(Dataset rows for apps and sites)
---
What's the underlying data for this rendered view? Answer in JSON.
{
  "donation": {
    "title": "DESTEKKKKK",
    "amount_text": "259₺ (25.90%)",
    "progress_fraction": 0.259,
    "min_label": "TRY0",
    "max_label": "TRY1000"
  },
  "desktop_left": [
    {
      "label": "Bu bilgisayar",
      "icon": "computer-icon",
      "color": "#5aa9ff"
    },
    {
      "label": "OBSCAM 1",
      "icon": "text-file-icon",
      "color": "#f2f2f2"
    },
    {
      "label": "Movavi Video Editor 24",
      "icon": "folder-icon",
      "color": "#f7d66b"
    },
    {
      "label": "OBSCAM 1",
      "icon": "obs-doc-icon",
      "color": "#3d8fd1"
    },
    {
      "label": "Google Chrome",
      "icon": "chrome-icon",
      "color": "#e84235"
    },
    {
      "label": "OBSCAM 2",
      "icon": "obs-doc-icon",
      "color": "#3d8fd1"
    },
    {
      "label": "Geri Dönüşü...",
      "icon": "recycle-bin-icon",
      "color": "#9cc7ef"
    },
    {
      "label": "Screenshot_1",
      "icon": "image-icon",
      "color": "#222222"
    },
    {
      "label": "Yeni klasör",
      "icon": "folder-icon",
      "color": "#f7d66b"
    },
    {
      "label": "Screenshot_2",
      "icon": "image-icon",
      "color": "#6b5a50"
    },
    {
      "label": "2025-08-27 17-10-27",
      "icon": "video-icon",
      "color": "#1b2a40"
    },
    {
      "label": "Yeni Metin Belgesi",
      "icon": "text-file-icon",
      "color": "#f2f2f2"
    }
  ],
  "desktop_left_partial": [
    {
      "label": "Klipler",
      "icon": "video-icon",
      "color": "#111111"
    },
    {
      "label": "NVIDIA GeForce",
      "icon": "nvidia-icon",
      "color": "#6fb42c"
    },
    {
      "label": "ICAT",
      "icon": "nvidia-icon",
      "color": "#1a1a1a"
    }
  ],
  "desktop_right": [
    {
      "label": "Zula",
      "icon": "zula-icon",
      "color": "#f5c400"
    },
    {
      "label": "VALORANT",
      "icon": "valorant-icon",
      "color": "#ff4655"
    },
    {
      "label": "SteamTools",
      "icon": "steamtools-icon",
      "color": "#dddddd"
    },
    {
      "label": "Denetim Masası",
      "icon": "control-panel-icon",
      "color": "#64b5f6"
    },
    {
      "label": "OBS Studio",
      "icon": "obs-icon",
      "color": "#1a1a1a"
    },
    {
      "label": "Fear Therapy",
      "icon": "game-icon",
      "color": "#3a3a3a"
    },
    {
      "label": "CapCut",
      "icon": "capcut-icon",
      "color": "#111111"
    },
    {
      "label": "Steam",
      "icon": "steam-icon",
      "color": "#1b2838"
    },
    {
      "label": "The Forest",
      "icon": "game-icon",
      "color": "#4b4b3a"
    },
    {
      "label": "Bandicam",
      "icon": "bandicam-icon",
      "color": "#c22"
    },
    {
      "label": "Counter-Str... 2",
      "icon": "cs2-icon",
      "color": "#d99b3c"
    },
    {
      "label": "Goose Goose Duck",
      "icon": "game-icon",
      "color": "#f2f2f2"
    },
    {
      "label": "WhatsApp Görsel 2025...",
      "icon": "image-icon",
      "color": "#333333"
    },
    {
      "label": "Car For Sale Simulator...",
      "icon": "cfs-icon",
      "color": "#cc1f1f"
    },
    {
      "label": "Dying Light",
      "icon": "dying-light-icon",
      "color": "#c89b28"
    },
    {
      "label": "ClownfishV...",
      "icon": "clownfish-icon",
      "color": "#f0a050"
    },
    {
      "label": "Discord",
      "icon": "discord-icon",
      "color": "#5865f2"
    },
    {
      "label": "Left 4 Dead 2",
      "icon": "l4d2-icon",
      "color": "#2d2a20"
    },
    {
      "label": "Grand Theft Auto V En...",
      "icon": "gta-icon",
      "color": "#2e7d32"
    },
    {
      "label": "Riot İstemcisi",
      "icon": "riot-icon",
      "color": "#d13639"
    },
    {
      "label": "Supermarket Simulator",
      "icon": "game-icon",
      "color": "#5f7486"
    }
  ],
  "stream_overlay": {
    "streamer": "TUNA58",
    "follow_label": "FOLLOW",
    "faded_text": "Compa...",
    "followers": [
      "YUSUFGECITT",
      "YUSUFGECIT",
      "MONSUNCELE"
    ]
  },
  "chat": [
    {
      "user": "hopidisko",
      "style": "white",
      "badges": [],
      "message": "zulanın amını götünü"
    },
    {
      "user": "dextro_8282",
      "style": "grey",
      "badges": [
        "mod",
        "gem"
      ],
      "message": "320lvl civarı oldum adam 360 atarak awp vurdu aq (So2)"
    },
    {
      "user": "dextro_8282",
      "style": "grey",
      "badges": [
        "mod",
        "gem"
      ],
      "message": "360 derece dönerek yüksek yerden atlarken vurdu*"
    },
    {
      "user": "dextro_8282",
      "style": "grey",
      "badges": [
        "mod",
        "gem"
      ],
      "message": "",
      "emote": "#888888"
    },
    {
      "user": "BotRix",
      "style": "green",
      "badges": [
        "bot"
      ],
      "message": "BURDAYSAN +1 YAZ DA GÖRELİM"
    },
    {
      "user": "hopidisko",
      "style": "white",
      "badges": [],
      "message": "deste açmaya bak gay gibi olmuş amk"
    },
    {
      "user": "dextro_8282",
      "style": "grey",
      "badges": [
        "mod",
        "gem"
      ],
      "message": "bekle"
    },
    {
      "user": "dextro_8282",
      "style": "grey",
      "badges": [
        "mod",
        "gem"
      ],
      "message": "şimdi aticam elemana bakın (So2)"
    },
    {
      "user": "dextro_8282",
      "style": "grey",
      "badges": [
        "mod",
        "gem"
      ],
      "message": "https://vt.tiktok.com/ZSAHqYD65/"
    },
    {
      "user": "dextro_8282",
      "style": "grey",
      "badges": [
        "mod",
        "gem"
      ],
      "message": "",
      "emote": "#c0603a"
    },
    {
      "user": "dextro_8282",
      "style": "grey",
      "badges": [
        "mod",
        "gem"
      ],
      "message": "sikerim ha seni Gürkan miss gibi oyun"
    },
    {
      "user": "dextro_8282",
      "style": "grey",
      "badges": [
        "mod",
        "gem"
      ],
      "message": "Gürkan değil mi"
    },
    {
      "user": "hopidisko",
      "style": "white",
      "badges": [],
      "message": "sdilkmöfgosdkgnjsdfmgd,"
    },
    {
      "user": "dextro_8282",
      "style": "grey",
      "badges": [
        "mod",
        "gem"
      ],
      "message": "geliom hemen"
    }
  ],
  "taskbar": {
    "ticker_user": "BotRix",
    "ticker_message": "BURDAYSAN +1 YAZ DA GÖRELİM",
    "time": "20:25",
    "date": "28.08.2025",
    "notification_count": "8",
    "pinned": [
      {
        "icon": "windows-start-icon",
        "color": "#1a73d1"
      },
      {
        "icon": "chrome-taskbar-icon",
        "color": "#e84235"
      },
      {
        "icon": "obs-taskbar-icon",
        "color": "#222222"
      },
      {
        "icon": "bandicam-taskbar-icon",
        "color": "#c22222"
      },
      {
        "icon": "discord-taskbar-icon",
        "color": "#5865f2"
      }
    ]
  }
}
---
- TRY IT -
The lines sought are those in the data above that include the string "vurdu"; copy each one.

- RESULT FOR THIS EXERCISE -
      "message": "320lvl civarı oldum adam 360 atarak awp vurdu aq (So2)"
      "message": "360 derece dönerek yüksek yerden atlarken vurdu*"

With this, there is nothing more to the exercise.